## [Work request]
Return every line of the data that contains the string "false".

Data in this exercise: Begin

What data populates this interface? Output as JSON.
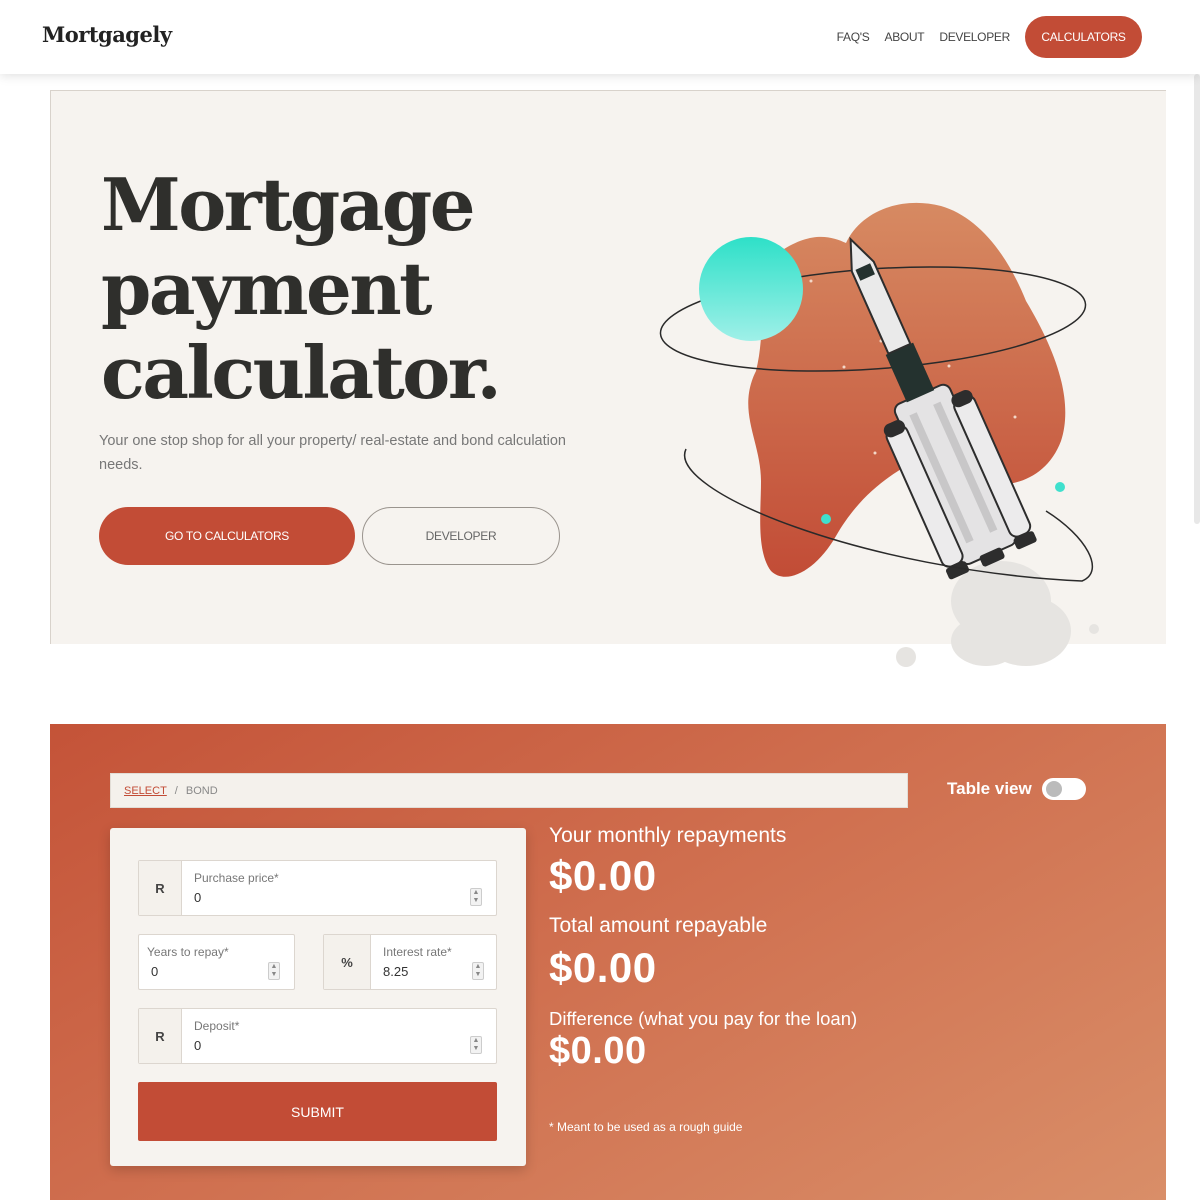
{
  "header": {
    "logo": "Mortgagely",
    "nav": [
      "FAQ'S",
      "ABOUT",
      "DEVELOPER"
    ],
    "cta": "CALCULATORS"
  },
  "hero": {
    "title_lines": [
      "Mortgage",
      "payment",
      "calculator."
    ],
    "subtitle": "Your one stop shop for all your property/ real-estate and bond calculation needs.",
    "primary_button": "GO TO CALCULATORS",
    "secondary_button": "DEVELOPER",
    "illustration": "rocket-launch-illustration"
  },
  "calculator": {
    "breadcrumb": {
      "link": "SELECT",
      "separator": "/",
      "current": "BOND"
    },
    "table_view": {
      "label": "Table view",
      "on": false
    },
    "fields": {
      "purchase_price": {
        "addon": "R",
        "label": "Purchase price*",
        "value": "0"
      },
      "years": {
        "label": "Years to repay*",
        "value": "0"
      },
      "interest": {
        "addon": "%",
        "label": "Interest rate*",
        "value": "8.25"
      },
      "deposit": {
        "addon": "R",
        "label": "Deposit*",
        "value": "0"
      }
    },
    "submit": "SUBMIT",
    "results": {
      "monthly_label": "Your monthly repayments",
      "monthly_value": "$0.00",
      "total_label": "Total amount repayable",
      "total_value": "$0.00",
      "diff_label": "Difference (what you pay for the loan)",
      "diff_value": "$0.00"
    },
    "note": "* Meant to be used as a rough guide"
  },
  "colors": {
    "accent": "#c24c36",
    "hero_bg": "#f6f3ef",
    "teal": "#3fe0cd"
  }
}
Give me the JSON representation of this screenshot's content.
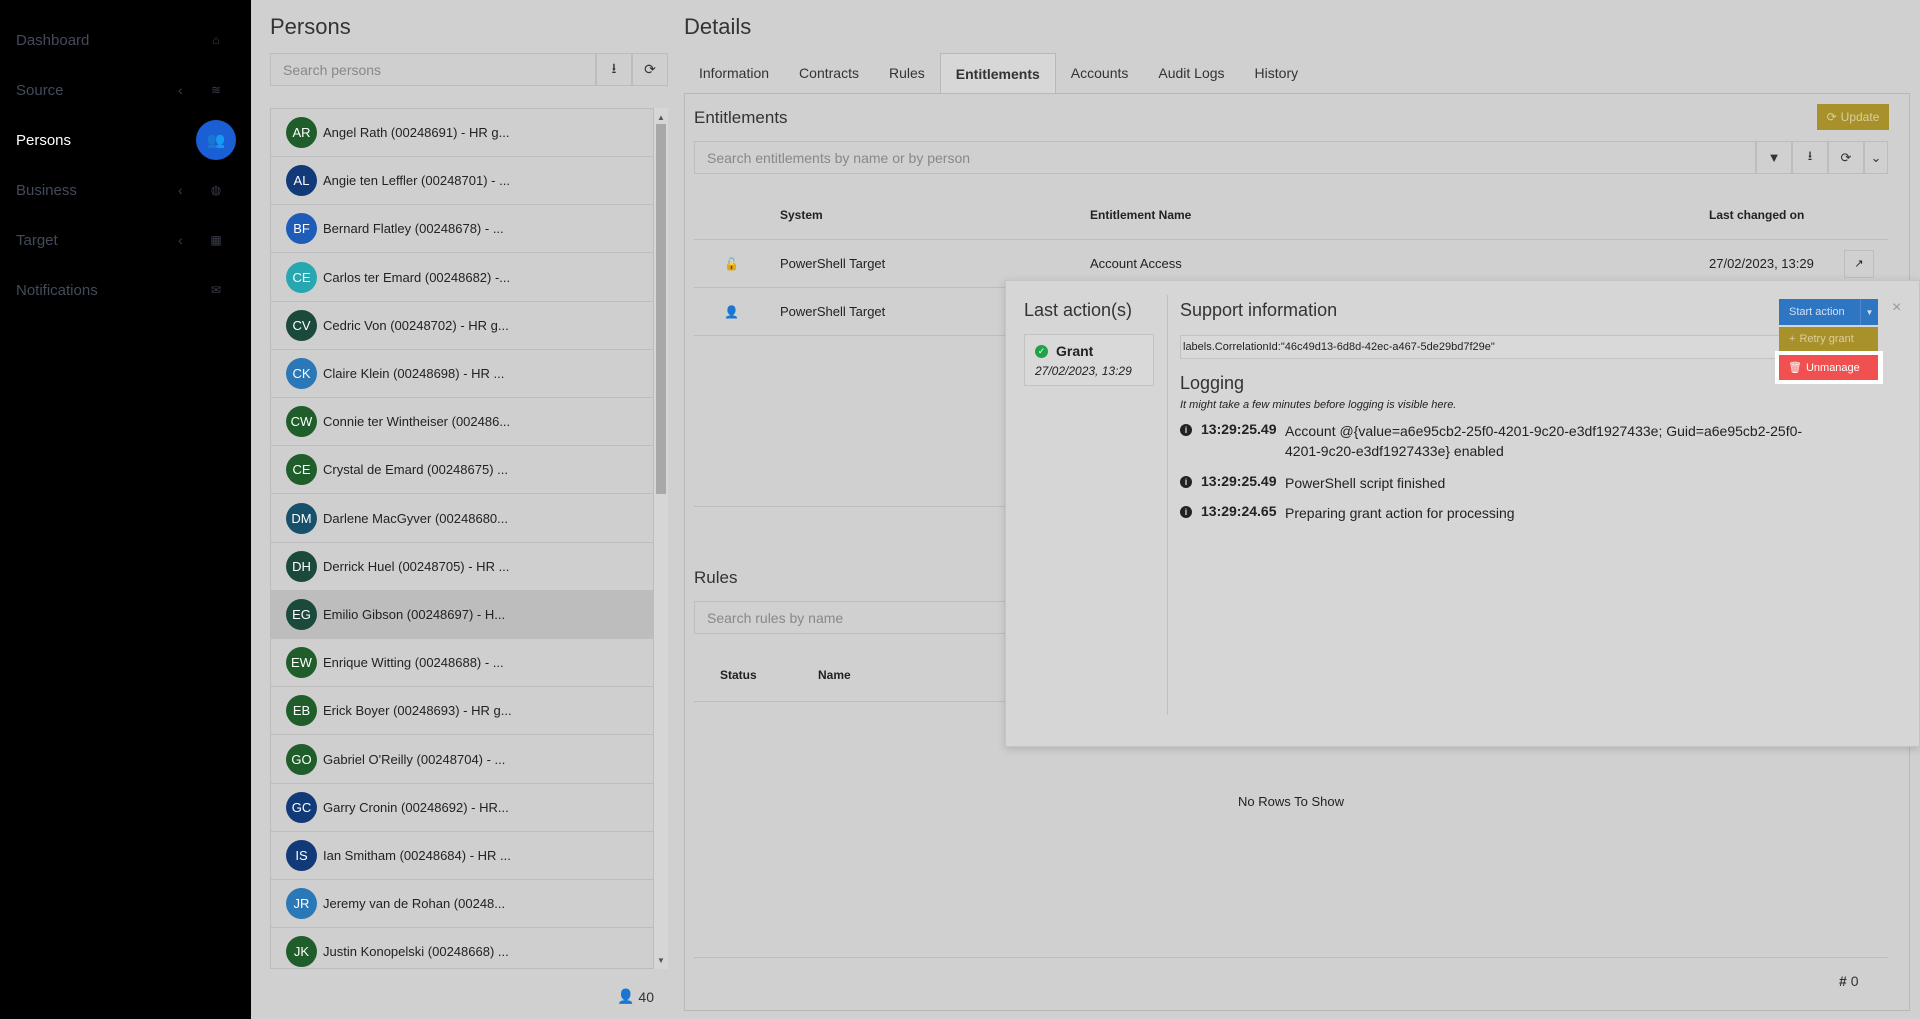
{
  "sidebar": {
    "items": [
      {
        "label": "Dashboard",
        "icon": "home-icon",
        "has_chevron": false
      },
      {
        "label": "Source",
        "icon": "layers-icon",
        "has_chevron": true
      },
      {
        "label": "Persons",
        "icon": "users-icon",
        "has_chevron": false,
        "active": true
      },
      {
        "label": "Business",
        "icon": "globe-icon",
        "has_chevron": true
      },
      {
        "label": "Target",
        "icon": "grid-icon",
        "has_chevron": true
      },
      {
        "label": "Notifications",
        "icon": "envelope-icon",
        "has_chevron": false
      }
    ]
  },
  "persons": {
    "title": "Persons",
    "search_placeholder": "Search persons",
    "count": "40",
    "list": [
      {
        "initials": "AR",
        "name": "Angel Rath (00248691) - HR g...",
        "color": "#1f5e2a"
      },
      {
        "initials": "AL",
        "name": "Angie ten Leffler (00248701) - ...",
        "color": "#123a78"
      },
      {
        "initials": "BF",
        "name": "Bernard Flatley (00248678) - ...",
        "color": "#1f5cb8"
      },
      {
        "initials": "CE",
        "name": "Carlos ter Emard (00248682) -...",
        "color": "#27a7b0"
      },
      {
        "initials": "CV",
        "name": "Cedric Von (00248702) - HR g...",
        "color": "#1b4a3c"
      },
      {
        "initials": "CK",
        "name": "Claire Klein (00248698) - HR ...",
        "color": "#2a78b8"
      },
      {
        "initials": "CW",
        "name": "Connie ter Wintheiser (002486...",
        "color": "#1f5e2a"
      },
      {
        "initials": "CE",
        "name": "Crystal de Emard (00248675) ...",
        "color": "#1f5e2a"
      },
      {
        "initials": "DM",
        "name": "Darlene MacGyver (00248680...",
        "color": "#17506a"
      },
      {
        "initials": "DH",
        "name": "Derrick Huel (00248705) - HR ...",
        "color": "#1b4a3c"
      },
      {
        "initials": "EG",
        "name": "Emilio Gibson (00248697) - H...",
        "color": "#1b4a3c",
        "selected": true
      },
      {
        "initials": "EW",
        "name": "Enrique Witting (00248688) - ...",
        "color": "#1f5e2a"
      },
      {
        "initials": "EB",
        "name": "Erick Boyer (00248693) - HR g...",
        "color": "#1f5e2a"
      },
      {
        "initials": "GO",
        "name": "Gabriel O'Reilly (00248704) - ...",
        "color": "#1f5e2a"
      },
      {
        "initials": "GC",
        "name": "Garry Cronin (00248692) - HR...",
        "color": "#123a78"
      },
      {
        "initials": "IS",
        "name": "Ian Smitham (00248684) - HR ...",
        "color": "#123a78"
      },
      {
        "initials": "JR",
        "name": "Jeremy van de Rohan (00248...",
        "color": "#2a78b8"
      },
      {
        "initials": "JK",
        "name": "Justin Konopelski (00248668) ...",
        "color": "#1f5e2a"
      }
    ]
  },
  "details": {
    "title": "Details",
    "tabs": [
      "Information",
      "Contracts",
      "Rules",
      "Entitlements",
      "Accounts",
      "Audit Logs",
      "History"
    ],
    "active_tab": "Entitlements"
  },
  "entitlements": {
    "title": "Entitlements",
    "update_label": "Update",
    "search_placeholder": "Search entitlements by name or by person",
    "columns": {
      "system": "System",
      "name": "Entitlement Name",
      "changed": "Last changed on"
    },
    "rows": [
      {
        "icon": "unlock-icon",
        "system": "PowerShell Target",
        "name": "Account Access",
        "changed": "27/02/2023, 13:29"
      },
      {
        "icon": "user-icon",
        "system": "PowerShell Target",
        "name": "",
        "changed": ""
      }
    ]
  },
  "rules": {
    "title": "Rules",
    "search_placeholder": "Search rules by name",
    "columns": {
      "status": "Status",
      "name": "Name"
    },
    "empty_text": "No Rows To Show",
    "count": "0"
  },
  "popup": {
    "last_action_title": "Last action(s)",
    "action_name": "Grant",
    "action_date": "27/02/2023, 13:29",
    "support_title": "Support information",
    "correlation": "labels.CorrelationId:\"46c49d13-6d8d-42ec-a467-5de29bd7f29e\"",
    "logging_title": "Logging",
    "logging_note": "It might take a few minutes before logging is visible here.",
    "logs": [
      {
        "time": "13:29:25.49",
        "message": "Account @{value=a6e95cb2-25f0-4201-9c20-e3df1927433e; Guid=a6e95cb2-25f0-4201-9c20-e3df1927433e} enabled"
      },
      {
        "time": "13:29:25.49",
        "message": "PowerShell script finished"
      },
      {
        "time": "13:29:24.65",
        "message": "Preparing grant action for processing"
      }
    ],
    "start_action_label": "Start action",
    "retry_label": "Retry grant",
    "unmanage_label": "Unmanage",
    "close_label": "×"
  }
}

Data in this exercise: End

## [Solution]
      "on": false
        "has_chevron": false
        "has_chevron": false,
        "has_chevron": false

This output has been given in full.